It was almost as if some very key, large cap tech names ventured outside their bunkers and were hit with an radioactive wave that triggered the awful panic that tool down nearly everything.
The dust covered the cloud kings, like Service Now (NOW) , which just reported a fine quarter, to Alphabet (GOOGL) and Amazon (AMZN) , two of the best in the show, to Adobe (ADBE) , a big rollback of some recent hard fought gains, and even Microsoft (MSFT) which, arguable has had the best results in all of tech.
The linked ETFs then sent these and all of their fellow travelers, cascading into the red. You can always tell a panic when the sellers are incredibly undisciplined and do not take heed for a moment that buyers are actually will to step in to the miasma. It just doesn't matter.
Now guilt by association has some pertinence and validity. If fewer people are going to the web to check their Facebook pages, you could conclude that all of the companies on the social media periphery, should get taken down. Social media is a huge driver of the cloud.I am not buying it. Amazon and Microsoft and Alphabet's Google Web Services had extraordinarily strong businesses. However, Twitter (TWTR) , much smaller than Facebook, also had much slower growth, so a rational person could irrationally panic when he saw the cloud names roll over again with the simple logic of who wants to be in expensive tech levered to social, when you could be in down and out tech, like Broadcom (AVGO) or Intel (INTC) or IBM (IBM) . Value tech lives again.

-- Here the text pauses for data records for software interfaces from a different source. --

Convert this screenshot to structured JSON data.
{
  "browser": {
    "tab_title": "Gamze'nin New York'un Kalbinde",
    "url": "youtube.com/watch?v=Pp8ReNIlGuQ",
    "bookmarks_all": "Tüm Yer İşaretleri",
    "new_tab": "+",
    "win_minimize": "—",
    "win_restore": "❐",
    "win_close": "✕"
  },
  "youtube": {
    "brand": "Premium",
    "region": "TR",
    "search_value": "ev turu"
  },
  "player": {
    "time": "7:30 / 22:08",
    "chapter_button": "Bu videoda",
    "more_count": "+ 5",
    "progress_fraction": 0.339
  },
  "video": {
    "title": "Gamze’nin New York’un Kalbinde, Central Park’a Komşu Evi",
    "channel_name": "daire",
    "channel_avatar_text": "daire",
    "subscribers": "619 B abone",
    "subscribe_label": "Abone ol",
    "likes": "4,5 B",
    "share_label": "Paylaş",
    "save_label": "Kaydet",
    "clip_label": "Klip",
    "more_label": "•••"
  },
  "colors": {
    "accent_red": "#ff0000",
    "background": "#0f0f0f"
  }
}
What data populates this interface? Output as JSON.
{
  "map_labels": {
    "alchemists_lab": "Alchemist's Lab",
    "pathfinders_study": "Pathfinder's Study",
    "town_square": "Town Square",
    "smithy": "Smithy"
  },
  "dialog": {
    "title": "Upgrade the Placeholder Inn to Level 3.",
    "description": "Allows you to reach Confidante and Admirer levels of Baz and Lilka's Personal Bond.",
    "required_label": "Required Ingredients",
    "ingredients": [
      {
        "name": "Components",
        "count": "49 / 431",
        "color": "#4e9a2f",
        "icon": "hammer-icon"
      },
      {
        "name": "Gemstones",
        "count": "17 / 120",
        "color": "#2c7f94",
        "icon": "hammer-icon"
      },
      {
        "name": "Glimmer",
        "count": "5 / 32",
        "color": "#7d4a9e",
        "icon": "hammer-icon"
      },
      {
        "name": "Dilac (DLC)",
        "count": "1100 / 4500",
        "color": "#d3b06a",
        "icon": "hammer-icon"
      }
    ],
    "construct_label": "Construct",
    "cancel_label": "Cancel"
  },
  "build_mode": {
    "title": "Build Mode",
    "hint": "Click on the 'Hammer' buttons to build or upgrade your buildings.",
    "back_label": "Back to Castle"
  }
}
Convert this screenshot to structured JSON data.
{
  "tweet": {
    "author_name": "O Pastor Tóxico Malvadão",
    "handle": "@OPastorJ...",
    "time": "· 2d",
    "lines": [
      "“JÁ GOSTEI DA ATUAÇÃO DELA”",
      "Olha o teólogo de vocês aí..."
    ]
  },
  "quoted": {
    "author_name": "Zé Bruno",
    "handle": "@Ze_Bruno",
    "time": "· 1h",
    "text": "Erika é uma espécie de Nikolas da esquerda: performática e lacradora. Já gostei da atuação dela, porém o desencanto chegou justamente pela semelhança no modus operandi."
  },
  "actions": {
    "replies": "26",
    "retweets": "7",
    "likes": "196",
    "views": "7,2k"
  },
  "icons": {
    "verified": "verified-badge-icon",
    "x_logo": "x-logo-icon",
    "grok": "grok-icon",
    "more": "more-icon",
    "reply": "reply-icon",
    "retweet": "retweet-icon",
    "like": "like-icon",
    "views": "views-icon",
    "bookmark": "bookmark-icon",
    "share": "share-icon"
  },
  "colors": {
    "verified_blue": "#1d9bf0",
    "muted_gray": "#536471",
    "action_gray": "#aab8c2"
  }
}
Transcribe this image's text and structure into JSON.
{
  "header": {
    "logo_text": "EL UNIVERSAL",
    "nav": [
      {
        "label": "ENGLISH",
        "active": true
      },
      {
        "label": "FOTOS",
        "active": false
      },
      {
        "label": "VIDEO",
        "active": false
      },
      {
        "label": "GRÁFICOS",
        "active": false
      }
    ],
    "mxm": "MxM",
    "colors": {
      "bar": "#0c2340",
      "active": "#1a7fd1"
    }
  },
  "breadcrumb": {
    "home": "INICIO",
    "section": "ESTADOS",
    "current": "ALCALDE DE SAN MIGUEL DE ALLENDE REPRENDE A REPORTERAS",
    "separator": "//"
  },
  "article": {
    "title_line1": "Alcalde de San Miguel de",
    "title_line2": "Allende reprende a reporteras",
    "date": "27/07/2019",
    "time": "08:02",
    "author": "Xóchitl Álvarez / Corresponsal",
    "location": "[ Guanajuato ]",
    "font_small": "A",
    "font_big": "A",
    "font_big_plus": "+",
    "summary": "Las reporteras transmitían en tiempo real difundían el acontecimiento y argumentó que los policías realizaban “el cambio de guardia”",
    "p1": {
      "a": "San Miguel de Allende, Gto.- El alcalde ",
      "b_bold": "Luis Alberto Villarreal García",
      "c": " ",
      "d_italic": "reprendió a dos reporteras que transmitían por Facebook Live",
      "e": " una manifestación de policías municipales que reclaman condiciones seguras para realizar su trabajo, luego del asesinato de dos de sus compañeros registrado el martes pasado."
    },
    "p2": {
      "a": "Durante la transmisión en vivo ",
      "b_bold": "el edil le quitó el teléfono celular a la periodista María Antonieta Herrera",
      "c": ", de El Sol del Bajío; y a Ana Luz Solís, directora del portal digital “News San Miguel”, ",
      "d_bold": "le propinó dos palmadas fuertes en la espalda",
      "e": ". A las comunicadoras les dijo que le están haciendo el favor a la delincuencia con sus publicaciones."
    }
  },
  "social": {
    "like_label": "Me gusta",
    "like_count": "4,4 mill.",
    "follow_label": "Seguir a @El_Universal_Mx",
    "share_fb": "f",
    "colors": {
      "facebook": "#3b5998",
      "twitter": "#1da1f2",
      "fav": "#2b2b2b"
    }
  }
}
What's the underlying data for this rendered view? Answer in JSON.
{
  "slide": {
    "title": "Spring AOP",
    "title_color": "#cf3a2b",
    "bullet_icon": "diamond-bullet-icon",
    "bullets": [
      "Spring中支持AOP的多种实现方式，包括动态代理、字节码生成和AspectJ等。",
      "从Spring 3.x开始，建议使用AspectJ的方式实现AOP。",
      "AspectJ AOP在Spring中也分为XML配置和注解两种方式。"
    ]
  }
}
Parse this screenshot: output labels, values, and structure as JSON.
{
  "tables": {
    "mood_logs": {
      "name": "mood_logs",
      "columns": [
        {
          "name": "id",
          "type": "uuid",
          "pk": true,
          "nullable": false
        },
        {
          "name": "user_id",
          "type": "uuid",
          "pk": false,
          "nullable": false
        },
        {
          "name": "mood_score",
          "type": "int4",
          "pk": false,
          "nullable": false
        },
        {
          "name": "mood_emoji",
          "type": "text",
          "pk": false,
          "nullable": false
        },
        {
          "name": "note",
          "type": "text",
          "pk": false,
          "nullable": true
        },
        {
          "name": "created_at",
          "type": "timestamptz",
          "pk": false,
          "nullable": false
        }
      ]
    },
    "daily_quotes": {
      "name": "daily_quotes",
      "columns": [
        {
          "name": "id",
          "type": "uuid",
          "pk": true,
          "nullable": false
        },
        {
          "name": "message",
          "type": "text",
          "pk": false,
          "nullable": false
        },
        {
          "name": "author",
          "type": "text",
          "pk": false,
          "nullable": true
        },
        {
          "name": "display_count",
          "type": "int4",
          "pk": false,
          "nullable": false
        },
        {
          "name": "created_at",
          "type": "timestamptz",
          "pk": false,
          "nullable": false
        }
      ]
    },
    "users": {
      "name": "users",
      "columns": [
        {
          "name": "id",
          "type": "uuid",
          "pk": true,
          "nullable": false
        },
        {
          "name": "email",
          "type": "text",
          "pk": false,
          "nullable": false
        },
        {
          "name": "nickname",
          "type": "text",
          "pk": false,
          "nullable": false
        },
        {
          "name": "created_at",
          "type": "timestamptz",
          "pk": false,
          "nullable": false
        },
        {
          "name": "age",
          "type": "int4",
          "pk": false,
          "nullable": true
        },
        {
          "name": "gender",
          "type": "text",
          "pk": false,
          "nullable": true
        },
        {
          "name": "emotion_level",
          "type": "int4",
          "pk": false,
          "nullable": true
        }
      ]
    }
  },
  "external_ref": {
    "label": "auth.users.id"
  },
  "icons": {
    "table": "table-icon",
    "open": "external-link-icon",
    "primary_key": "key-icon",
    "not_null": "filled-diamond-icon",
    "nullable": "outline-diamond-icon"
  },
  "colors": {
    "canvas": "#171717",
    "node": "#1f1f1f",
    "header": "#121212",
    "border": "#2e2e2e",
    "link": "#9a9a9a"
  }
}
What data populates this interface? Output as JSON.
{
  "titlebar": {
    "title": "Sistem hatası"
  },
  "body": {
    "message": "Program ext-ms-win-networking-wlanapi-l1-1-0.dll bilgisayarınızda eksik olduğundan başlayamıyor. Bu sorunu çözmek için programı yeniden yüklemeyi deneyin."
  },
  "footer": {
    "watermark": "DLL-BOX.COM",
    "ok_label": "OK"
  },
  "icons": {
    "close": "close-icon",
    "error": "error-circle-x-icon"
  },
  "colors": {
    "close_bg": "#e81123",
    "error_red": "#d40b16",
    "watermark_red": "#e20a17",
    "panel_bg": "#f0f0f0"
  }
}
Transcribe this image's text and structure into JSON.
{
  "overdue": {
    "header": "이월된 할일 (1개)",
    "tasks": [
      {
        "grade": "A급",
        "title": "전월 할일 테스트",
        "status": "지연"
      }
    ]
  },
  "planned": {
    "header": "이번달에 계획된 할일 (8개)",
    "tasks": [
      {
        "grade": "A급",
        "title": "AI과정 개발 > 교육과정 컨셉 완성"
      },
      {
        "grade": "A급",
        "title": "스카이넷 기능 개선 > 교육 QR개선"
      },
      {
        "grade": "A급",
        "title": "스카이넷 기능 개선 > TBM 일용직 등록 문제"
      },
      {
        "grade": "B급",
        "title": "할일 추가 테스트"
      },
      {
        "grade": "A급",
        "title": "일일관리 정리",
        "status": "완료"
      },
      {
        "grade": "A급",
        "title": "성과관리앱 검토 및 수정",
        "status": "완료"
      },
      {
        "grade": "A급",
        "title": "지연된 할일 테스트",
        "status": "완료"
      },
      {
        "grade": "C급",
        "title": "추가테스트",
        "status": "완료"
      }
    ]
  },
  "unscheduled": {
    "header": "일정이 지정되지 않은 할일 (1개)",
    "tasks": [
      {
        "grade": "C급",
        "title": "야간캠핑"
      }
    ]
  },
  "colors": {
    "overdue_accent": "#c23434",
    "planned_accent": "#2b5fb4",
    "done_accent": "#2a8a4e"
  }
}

Now one thing we know about money that comes out of stocks: it goes back into stocks. But often stocks in a whole other sector, or sectors. We saw scattered buying, for example, in the drug and biotechs, the banks, some industrials and and retailers.
That kind of theme-less buying is also indicative of a pure panic. It's kind of like every-man-for-himself buying. The banks go up because the ten-year treasury has gone up interest rates. So they are kneejerk buys. The drug stocks? They have come down to levels that people are tantalized as an alternative to tech. The industrials? That's all about a cooling in tensions with Europe as well as the 4% GDP growth we got Friday. The retailers? Oh I could foment something but there's really nothing to say for the stocks except that if you believe the trade war with China is staying heated, especially in light of the collapse of the NXP Semi (NXPI) -Qualcomm (QCOM) last week, then you want to stay domestic.
So what happens next?
Let me give you an outlier forecast. I often believe than when you get the kind of panic we got today it's a cleansing action, like a big raid that washes away the detritus of the weak hands who mistakenly thought the panic will be a good way and a perfectly self-fulling reason to dump whatever it takes. If you wait until tomorrow and pick among the rubble of stocks that were only collateral damage via etfs that really aren't levered to social media and you will snare some bargains.
Because the same trends that were so important before Facebook-cybersecurity, video games, internet of things, and cloud onboarding-are still important, but their stocks have been reset in price. That's what many people have been waiting for.
Now that they have it, you can't say, "I will wait for it to go even lower because there's more panic ahead." Instead you have to say "I always said that if we get a big break in prices like we just had, I am going to put money right to work starting to scoop up stocks that I didn't think we would see again. I know, sounds simple, but remember, after the panic, it doesn't storm, it gets calm and you have to take advantage of it when it does.